  1. Different Places

A situation or a place where you can observe your child if he or she likes to try out new ways of doing old tasks. For example, does your child spend a lot of time putting together different outfits to wear to school? Or does your child tries other routes to walk his dog?


  1. Adventurous Places

A place where you can discover your child’s love for thrill and adventure. For example, climbing a tree, jumping off a cliff, etc.


  1. Challenging Places

A place where you can observe your child’s response to challenging situations. Does he love it when people say he can’t do something? Does it give him a thrill to prove them wrong?


  1. Scripted Place

A place where you can see your child play “pretend”. Does she enjoy playing a role of a teacher or a mommy or someone else?

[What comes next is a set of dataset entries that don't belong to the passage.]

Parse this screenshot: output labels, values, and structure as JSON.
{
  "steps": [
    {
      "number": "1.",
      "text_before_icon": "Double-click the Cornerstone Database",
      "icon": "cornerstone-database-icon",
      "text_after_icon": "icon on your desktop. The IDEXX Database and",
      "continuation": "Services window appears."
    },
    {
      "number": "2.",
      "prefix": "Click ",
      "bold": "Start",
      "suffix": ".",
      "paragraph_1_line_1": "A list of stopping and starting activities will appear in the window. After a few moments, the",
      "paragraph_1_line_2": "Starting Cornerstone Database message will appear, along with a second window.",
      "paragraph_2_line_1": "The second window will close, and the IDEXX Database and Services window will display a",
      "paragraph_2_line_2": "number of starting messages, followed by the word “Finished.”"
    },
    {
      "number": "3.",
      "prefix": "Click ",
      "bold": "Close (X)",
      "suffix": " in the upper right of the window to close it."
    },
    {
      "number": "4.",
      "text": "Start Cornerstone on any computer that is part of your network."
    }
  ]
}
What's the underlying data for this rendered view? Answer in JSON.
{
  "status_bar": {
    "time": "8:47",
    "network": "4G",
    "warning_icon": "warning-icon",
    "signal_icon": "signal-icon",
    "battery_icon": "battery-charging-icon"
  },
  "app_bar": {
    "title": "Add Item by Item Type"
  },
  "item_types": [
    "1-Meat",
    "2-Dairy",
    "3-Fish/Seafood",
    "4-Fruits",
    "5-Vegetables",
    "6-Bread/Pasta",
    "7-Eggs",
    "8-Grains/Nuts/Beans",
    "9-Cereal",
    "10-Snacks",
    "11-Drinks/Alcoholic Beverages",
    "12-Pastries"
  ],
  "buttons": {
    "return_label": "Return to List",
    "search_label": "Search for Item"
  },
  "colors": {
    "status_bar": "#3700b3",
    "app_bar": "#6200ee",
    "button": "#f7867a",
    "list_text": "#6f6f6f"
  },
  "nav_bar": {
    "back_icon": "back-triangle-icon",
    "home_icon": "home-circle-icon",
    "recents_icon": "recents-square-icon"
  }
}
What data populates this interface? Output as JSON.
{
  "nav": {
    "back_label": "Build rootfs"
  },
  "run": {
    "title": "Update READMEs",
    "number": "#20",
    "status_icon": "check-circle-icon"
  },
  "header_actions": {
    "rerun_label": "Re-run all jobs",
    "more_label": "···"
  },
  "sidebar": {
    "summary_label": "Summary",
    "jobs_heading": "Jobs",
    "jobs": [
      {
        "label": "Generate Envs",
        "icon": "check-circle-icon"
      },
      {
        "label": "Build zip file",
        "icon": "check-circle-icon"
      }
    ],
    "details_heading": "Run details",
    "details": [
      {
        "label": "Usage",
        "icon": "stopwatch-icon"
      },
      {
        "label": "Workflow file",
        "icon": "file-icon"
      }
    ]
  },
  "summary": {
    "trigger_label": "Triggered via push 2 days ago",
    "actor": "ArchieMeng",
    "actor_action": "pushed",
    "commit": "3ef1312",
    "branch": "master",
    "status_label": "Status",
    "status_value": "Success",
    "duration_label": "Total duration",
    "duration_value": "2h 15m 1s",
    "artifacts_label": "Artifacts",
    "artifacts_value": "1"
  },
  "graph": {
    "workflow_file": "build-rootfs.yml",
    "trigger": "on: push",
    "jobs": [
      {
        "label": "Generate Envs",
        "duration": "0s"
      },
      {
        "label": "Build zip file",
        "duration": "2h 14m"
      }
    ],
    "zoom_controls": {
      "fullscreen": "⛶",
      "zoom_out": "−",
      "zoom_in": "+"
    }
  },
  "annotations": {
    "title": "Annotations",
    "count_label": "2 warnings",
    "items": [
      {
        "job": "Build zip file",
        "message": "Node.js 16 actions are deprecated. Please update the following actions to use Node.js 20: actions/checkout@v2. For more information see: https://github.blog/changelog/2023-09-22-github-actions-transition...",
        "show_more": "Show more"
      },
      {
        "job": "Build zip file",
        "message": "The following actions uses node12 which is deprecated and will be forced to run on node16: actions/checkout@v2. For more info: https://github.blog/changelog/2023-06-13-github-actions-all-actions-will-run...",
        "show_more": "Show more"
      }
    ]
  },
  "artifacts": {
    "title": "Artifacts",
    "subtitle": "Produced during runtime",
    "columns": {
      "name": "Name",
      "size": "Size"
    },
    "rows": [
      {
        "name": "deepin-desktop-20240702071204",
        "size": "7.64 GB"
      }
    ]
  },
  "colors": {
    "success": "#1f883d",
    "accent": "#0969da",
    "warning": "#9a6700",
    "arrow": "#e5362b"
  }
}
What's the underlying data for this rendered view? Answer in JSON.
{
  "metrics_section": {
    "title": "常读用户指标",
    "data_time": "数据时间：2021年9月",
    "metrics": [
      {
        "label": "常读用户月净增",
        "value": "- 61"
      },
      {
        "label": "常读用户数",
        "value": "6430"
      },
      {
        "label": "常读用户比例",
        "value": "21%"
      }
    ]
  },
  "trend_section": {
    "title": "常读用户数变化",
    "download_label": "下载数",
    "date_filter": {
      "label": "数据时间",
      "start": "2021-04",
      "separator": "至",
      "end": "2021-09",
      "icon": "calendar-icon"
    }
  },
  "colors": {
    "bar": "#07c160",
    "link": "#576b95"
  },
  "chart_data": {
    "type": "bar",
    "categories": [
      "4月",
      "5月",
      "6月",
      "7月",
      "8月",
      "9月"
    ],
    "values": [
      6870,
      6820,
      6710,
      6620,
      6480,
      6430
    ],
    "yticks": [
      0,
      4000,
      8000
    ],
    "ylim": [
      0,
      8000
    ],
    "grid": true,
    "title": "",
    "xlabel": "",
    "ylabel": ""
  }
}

Places. There are all kinds of them for all kinds of kids. Your child is naturally, subconsciously pulled toward some and not others.   Watch them closely and write down your observations on a journal. Ask yourself the following questions:

  1. In what type of places did my child work or play most comfortabley and naturally?
  2. Which places are the most difficult to provide?
  3. Which places am I the most fearful or disapproving of? Why? 

Sometimes children thoroughly puzzle us. Think of one action your child has done recently that you can’t explain. Maybe it’s something she does all the time. Maybe it’s something he’s just begun doing or has done once.

These children are all doing what comes naturally to them, in their own unique way. In fact, many go out of their way to find places to do them. By noting the places your son or daughter gravitates toward, you can predict what he or she might do. Your child’s activity might surprise you, maybe confuse you, but if you let it, it will definitely inform you.


Insufficient iron intake can result not only in anemia or the condition of inadequate number of red blood cells, but may also affect a child’s ability to learn, this is according to a recent study in Pediatrics.

Kids with an iron deficiency were more than twice as likely to perform below average on standardized math tests, compared with their iron-sufficient counterparts.

Teenage girls, who are at an even higher risk of anemia and iron deficiency due to their monthly cycle and insufficient diets, were at an increased risk of learning problems associated with iron deficiency when compared with boys.

So, don’t let your children lag behind in terms of iron intake.  Bone up on iron-rich foods such as clams, turkey breast, raisin bran, whole wheat bread, tofu, liver, oysters and legumes including chickpeas, kidney beans and lentils.